    “Finding a location that would afford similar — and possibly more — amenities was an important consideration in our selection process,” Gazaway says. “We believed this not only for the convenience that nearby hotels, restaurants, homes and retailers offer our employees and business on a day-to-day basis, but also the fact that such amenities and creative architecture and surroundings found in mixed-use developments can foster inspiring innovation and development that will bring about increased business productivity and results. Such environments also serve as a valuable platform for employee recruitment and retention.”

    By relocating to One Scottsdale, Gazaway says, the move enables Dial to be “a part of an exciting and innovative environment in which our employees will thrive and flourish.”

    Total cost of the project, says Gazaway, is “north of $100 million.”

    Dial is looking for LEED certification for its new home. Leadership in Energy and Environmental Design (LEED) certified buildings are healthier work and living environments, which contribute to higher productivity and improved employee health and comfort.

    Going “green” may add somewhat to the cost, but should result in savings and other benefits in the long run. The building has many “green” aspects, such as workstations designed to be safe, healthy, comfortable and functional.

    Gazaway mentions other “green” features. Natural lighting is emphasized, and a roof garden on the fourth floor with trees and benches is ideal for employee use at lunchtime, and for parties and receptions, he says. All of the wood used in construction is from recycled material. Excess materials were separated — wood in one pile and paper products in another — for recycling. Sundt Construction, the project’s general contractor, spearheaded the recycling effort, Gazaway says.

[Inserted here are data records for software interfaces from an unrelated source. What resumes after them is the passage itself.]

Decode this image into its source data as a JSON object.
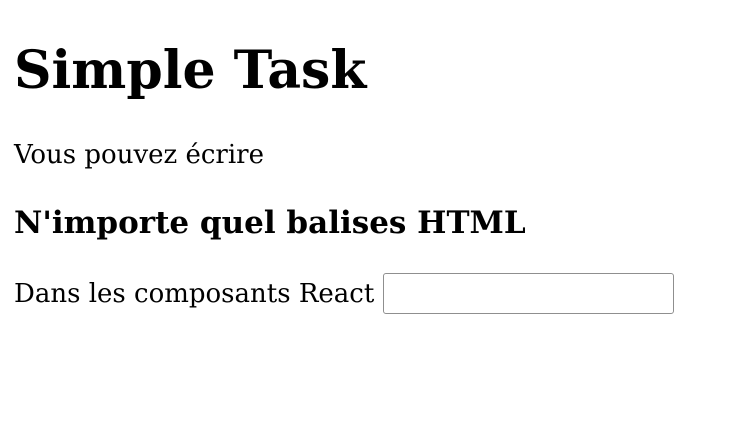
{
  "page": {
    "title": "Simple Task",
    "paragraph": "Vous pouvez écrire",
    "subtitle": "N'importe quel balises HTML",
    "input_row": {
      "label": "Dans les composants React",
      "value": "",
      "placeholder": ""
    }
  }
}
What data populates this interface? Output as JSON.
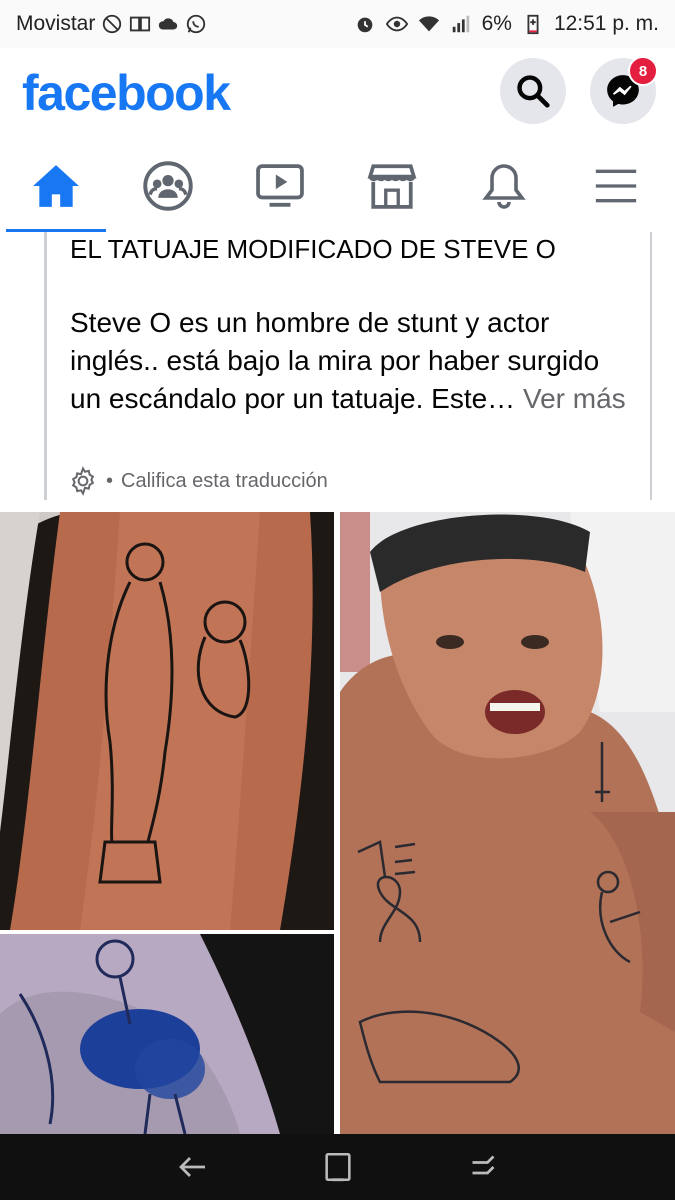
{
  "status_bar": {
    "carrier": "Movistar",
    "battery": "6%",
    "time": "12:51 p. m."
  },
  "header": {
    "logo": "facebook",
    "messenger_badge": "8"
  },
  "nav": {
    "items": [
      "home-icon",
      "groups-icon",
      "watch-icon",
      "marketplace-icon",
      "notifications-icon",
      "menu-icon"
    ],
    "accent": "#1877f2"
  },
  "post": {
    "title": "EL TATUAJE MODIFICADO DE STEVE O",
    "body": "Steve O es un hombre de stunt y actor inglés.. está bajo la mira por haber surgido un escándalo por un tatuaje. Este…",
    "see_more": "Ver más",
    "rate_translation": "Califica esta traducción"
  },
  "colors": {
    "brand": "#1877f2",
    "badge": "#e41e3f"
  }
}
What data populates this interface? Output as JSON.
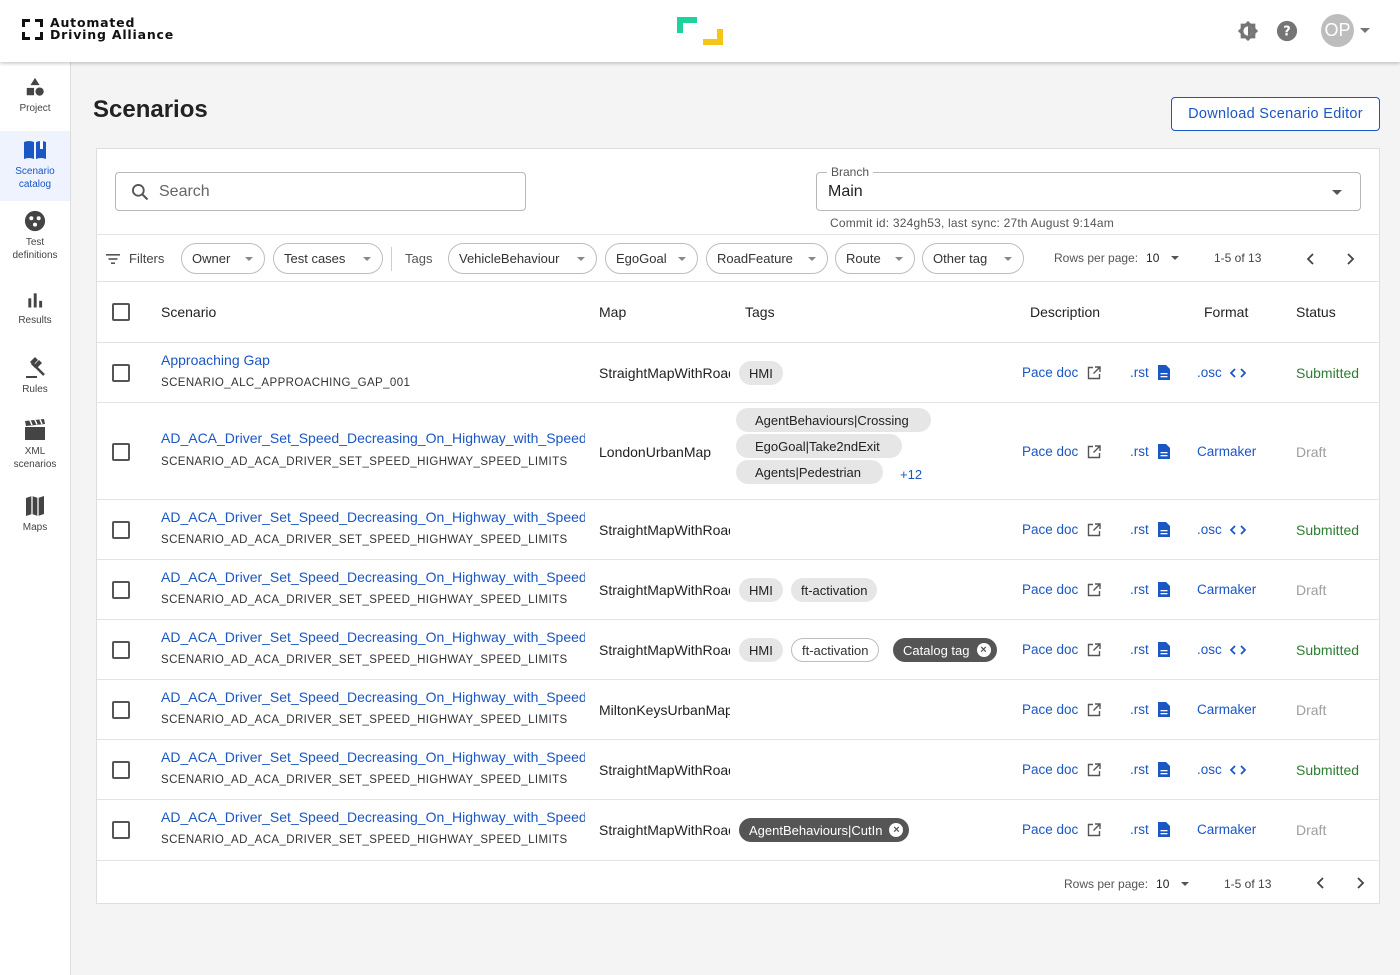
{
  "brand": {
    "line1": "Automated",
    "line2": "Driving Alliance"
  },
  "header": {
    "avatar_initials": "OP",
    "icons": [
      "theme-icon",
      "help-icon"
    ]
  },
  "sidebar": {
    "items": [
      {
        "label": "Project",
        "icon": "shapes-icon"
      },
      {
        "label": "Scenario catalog",
        "icon": "book-icon",
        "active": true
      },
      {
        "label": "Test definitions",
        "icon": "dots-circle-icon"
      },
      {
        "label": "Results",
        "icon": "bar-chart-icon"
      },
      {
        "label": "Rules",
        "icon": "gavel-icon"
      },
      {
        "label": "XML scenarios",
        "icon": "clapperboard-icon"
      },
      {
        "label": "Maps",
        "icon": "map-icon"
      }
    ]
  },
  "page": {
    "title": "Scenarios",
    "download_label": "Download Scenario Editor"
  },
  "search": {
    "placeholder": "Search"
  },
  "branch": {
    "label": "Branch",
    "value": "Main",
    "commit": "Commit id: 324gh53, last sync: 27th August 9:14am"
  },
  "filters": {
    "label": "Filters",
    "owner": "Owner",
    "test_cases": "Test cases",
    "tags_label": "Tags",
    "tag_selects": [
      "VehicleBehaviour",
      "EgoGoal",
      "RoadFeature",
      "Route",
      "Other tag"
    ],
    "rows_per_page_label": "Rows per page:",
    "rows_per_page_value": "10",
    "range": "1-5 of 13"
  },
  "columns": {
    "scenario": "Scenario",
    "map": "Map",
    "tags": "Tags",
    "description": "Description",
    "format": "Format",
    "status": "Status"
  },
  "links": {
    "pace_doc": "Pace doc",
    "rst": ".rst"
  },
  "rows": [
    {
      "name": "Approaching Gap",
      "id": "SCENARIO_ALC_APPROACHING_GAP_001",
      "map": "StraightMapWithRoad",
      "format": ".osc",
      "status": "Submitted"
    },
    {
      "name": "AD_ACA_Driver_Set_Speed_Decreasing_On_Highway_with_Speed_Limits",
      "id": "SCENARIO_AD_ACA_DRIVER_SET_SPEED_HIGHWAY_SPEED_LIMITS",
      "map": "LondonUrbanMap",
      "format": "Carmaker",
      "status": "Draft",
      "more_tags": "+12"
    },
    {
      "name": "AD_ACA_Driver_Set_Speed_Decreasing_On_Highway_with_Speed_Limits",
      "id": "SCENARIO_AD_ACA_DRIVER_SET_SPEED_HIGHWAY_SPEED_LIMITS",
      "map": "StraightMapWithRoad",
      "format": ".osc",
      "status": "Submitted"
    },
    {
      "name": "AD_ACA_Driver_Set_Speed_Decreasing_On_Highway_with_Speed_Limits",
      "id": "SCENARIO_AD_ACA_DRIVER_SET_SPEED_HIGHWAY_SPEED_LIMITS",
      "map": "StraightMapWithRoad",
      "format": "Carmaker",
      "status": "Draft"
    },
    {
      "name": "AD_ACA_Driver_Set_Speed_Decreasing_On_Highway_with_Speed_Limits",
      "id": "SCENARIO_AD_ACA_DRIVER_SET_SPEED_HIGHWAY_SPEED_LIMITS",
      "map": "StraightMapWithRoad",
      "format": ".osc",
      "status": "Submitted"
    },
    {
      "name": "AD_ACA_Driver_Set_Speed_Decreasing_On_Highway_with_Speed_Limits",
      "id": "SCENARIO_AD_ACA_DRIVER_SET_SPEED_HIGHWAY_SPEED_LIMITS",
      "map": "MiltonKeysUrbanMap",
      "format": "Carmaker",
      "status": "Draft"
    },
    {
      "name": "AD_ACA_Driver_Set_Speed_Decreasing_On_Highway_with_Speed_Limits",
      "id": "SCENARIO_AD_ACA_DRIVER_SET_SPEED_HIGHWAY_SPEED_LIMITS",
      "map": "StraightMapWithRoad",
      "format": ".osc",
      "status": "Submitted"
    },
    {
      "name": "AD_ACA_Driver_Set_Speed_Decreasing_On_Highway_with_Speed_Limits",
      "id": "SCENARIO_AD_ACA_DRIVER_SET_SPEED_HIGHWAY_SPEED_LIMITS",
      "map": "StraightMapWithRoad",
      "format": "Carmaker",
      "status": "Draft"
    }
  ],
  "tag_texts": {
    "hmi": "HMI",
    "ft_activation": "ft-activation",
    "catalog_tag": "Catalog tag",
    "agent_crossing": "AgentBehaviours|Crossing",
    "ego_2nd_exit": "EgoGoal|Take2ndExit",
    "agents_ped": "Agents|Pedestrian",
    "agent_cutin": "AgentBehaviours|CutIn"
  },
  "footer": {
    "rows_per_page_label": "Rows per page:",
    "rows_per_page_value": "10",
    "range": "1-5 of 13"
  },
  "colors": {
    "accent": "#1a56c4",
    "submitted": "#2e7d32",
    "draft": "#9e9e9e",
    "logo_green": "#1ed39b",
    "logo_yellow": "#f5c518"
  }
}
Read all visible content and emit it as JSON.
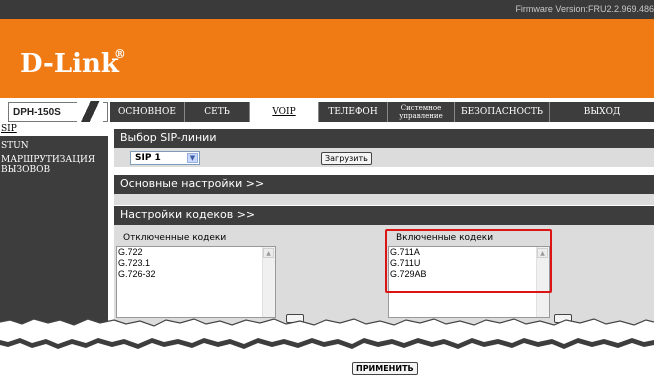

    Furthermore, an enhanced heating and air-conditioning system meets LEED standards for performance. Additionally, Dial will provide special parking spaces for carpoolers, spaces for bicycles, changing rooms and a fitness room.

    “In today’s environment, Dial wants to be in the forefront of consumer products as far as sustainability measures,” Gazaway says. “We want to show that we’re building a new facility and we are taking our environment seriously. We want to provide a building that our employees can enjoy for years to come. It’s important for us to take a leadership role in establishing new buildings. We’re falling in line with the city of Scottsdale’s mandates. Scottsdale wants all new buildings to fall under this LEED certification. It sets the right tone.”

    Violi adds that being environmentally conscious is a core value of Dial’s parent company, Henkel of America.